**Work to be completed:** Write out all of the entries, matching the original exactly.

══════════

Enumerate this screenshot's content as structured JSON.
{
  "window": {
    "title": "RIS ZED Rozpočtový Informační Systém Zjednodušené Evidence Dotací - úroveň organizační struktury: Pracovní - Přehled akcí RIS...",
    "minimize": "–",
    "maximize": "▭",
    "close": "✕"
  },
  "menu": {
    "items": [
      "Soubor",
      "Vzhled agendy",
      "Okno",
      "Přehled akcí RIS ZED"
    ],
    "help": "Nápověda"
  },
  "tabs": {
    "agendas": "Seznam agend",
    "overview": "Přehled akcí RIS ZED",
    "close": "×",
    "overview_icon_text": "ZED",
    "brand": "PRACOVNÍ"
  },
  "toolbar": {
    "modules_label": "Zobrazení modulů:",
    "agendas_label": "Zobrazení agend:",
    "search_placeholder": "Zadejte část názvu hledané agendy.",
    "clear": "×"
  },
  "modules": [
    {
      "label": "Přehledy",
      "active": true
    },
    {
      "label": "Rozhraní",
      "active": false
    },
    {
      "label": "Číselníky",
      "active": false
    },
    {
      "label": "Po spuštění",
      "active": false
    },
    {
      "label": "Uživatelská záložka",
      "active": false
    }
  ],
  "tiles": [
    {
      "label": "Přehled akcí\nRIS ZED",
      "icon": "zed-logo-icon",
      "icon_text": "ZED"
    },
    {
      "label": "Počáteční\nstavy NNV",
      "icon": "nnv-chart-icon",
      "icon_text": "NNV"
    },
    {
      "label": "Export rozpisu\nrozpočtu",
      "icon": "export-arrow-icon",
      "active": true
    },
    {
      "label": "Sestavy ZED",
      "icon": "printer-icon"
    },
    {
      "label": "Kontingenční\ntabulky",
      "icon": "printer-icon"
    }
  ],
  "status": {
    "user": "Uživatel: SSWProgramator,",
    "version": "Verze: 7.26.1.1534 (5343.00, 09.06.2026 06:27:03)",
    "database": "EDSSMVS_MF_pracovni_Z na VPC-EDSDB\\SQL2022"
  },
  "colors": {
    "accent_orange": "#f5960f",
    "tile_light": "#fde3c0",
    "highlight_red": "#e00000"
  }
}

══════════

**Result:**
Enumerate this screenshot's content as structured JSON.
{
  "window": {
    "title": "RIS ZED Rozpočtový Informační Systém Zjednodušené Evidence Dotací - úroveň organizační struktury: Pracovní - Přehled akcí RIS...",
    "minimize": "–",
    "maximize": "▭",
    "close": "✕"
  },
  "menu": {
    "items": [
      "Soubor",
      "Vzhled agendy",
      "Okno",
      "Přehled akcí RIS ZED"
    ],
    "help": "Nápověda"
  },
  "tabs": {
    "agendas": "Seznam agend",
    "overview": "Přehled akcí RIS ZED",
    "close": "×",
    "overview_icon_text": "ZED",
    "brand": "PRACOVNÍ"
  },
  "toolbar": {
    "modules_label": "Zobrazení modulů:",
    "agendas_label": "Zobrazení agend:",
    "search_placeholder": "Zadejte část názvu hledané agendy.",
    "clear": "×"
  },
  "modules": [
    {
      "label": "Přehledy",
      "active": true
    },
    {
      "label": "Rozhraní",
      "active": false
    },
    {
      "label": "Číselníky",
      "active": false
    },
    {
      "label": "Po spuštění",
      "active": false
    },
    {
      "label": "Uživatelská záložka",
      "active": false
    }
  ],
  "tiles": [
    {
      "label": "Přehled akcí\nRIS ZED",
      "icon": "zed-logo-icon",
      "icon_text": "ZED"
    },
    {
      "label": "Počáteční\nstavy NNV",
      "icon": "nnv-chart-icon",
      "icon_text": "NNV"
    },
    {
      "label": "Export rozpisu\nrozpočtu",
      "icon": "export-arrow-icon",
      "active": true
    },
    {
      "label": "Sestavy ZED",
      "icon": "printer-icon"
    },
    {
      "label": "Kontingenční\ntabulky",
      "icon": "printer-icon"
    }
  ],
  "status": {
    "user": "Uživatel: SSWProgramator,",
    "version": "Verze: 7.26.1.1534 (5343.00, 09.06.2026 06:27:03)",
    "database": "EDSSMVS_MF_pracovni_Z na VPC-EDSDB\\SQL2022"
  },
  "colors": {
    "accent_orange": "#f5960f",
    "tile_light": "#fde3c0",
    "highlight_red": "#e00000"
  }
}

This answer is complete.